* **WHAT TO PRODUCE**
Determine the number of lines in the data below that hold "verified"; give nothing but that number.

:: RECORDS PROVIDED ::

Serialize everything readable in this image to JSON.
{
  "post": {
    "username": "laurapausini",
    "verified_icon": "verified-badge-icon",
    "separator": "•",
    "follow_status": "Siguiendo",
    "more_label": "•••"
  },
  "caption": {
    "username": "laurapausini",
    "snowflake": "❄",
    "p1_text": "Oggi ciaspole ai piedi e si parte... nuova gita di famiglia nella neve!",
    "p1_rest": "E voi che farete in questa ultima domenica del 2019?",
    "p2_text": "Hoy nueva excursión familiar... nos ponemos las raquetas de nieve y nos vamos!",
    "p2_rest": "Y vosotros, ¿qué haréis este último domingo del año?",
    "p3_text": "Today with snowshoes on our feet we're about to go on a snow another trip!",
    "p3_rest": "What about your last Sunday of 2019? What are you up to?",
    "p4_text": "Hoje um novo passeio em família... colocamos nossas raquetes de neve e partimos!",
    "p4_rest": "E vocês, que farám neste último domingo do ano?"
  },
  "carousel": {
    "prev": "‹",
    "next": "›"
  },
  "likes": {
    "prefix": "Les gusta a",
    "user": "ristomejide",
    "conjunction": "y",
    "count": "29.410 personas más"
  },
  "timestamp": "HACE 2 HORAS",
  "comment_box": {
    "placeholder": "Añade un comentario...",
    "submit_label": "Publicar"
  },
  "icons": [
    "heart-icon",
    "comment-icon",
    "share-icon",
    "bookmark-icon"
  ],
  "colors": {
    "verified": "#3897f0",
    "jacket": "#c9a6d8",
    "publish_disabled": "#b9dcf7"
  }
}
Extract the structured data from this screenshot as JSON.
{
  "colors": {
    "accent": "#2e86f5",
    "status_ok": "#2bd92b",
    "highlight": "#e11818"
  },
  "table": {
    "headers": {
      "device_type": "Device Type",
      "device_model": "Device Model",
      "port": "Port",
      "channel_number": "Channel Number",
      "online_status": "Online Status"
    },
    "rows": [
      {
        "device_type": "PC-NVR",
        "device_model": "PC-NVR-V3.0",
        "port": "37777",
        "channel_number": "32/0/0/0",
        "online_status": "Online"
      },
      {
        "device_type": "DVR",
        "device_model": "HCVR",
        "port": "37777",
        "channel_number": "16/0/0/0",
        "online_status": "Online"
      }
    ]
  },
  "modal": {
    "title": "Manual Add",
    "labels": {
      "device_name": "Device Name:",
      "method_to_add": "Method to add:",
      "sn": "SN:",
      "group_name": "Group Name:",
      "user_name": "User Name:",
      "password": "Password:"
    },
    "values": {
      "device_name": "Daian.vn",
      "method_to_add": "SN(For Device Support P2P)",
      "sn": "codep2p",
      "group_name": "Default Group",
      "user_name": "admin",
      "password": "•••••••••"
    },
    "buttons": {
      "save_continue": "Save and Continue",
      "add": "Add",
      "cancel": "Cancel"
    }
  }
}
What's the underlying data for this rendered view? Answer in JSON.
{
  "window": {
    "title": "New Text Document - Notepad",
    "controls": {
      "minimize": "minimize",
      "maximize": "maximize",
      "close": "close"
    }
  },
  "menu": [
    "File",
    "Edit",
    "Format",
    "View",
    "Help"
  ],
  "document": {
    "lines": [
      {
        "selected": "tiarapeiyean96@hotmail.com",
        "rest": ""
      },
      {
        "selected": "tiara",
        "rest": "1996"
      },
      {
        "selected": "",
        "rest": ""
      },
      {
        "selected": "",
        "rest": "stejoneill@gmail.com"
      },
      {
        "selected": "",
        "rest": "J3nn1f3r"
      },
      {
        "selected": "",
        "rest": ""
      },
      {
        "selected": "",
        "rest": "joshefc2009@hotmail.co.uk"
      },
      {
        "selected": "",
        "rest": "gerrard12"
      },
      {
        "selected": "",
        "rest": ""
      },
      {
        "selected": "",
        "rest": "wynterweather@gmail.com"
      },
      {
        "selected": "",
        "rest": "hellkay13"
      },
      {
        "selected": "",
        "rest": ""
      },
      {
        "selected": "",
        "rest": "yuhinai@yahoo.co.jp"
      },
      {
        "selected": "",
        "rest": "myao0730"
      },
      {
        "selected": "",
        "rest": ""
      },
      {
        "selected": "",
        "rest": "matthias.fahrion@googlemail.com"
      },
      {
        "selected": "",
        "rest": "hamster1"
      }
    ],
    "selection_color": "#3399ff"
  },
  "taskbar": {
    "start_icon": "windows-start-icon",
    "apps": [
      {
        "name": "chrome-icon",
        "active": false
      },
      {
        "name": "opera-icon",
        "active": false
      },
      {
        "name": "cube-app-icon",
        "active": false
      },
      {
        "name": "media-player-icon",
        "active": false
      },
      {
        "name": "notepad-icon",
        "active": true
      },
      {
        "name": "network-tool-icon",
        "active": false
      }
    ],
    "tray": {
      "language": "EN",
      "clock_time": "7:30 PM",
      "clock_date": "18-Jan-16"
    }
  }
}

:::

* **ANSWER TO THIS EXERCISE**
2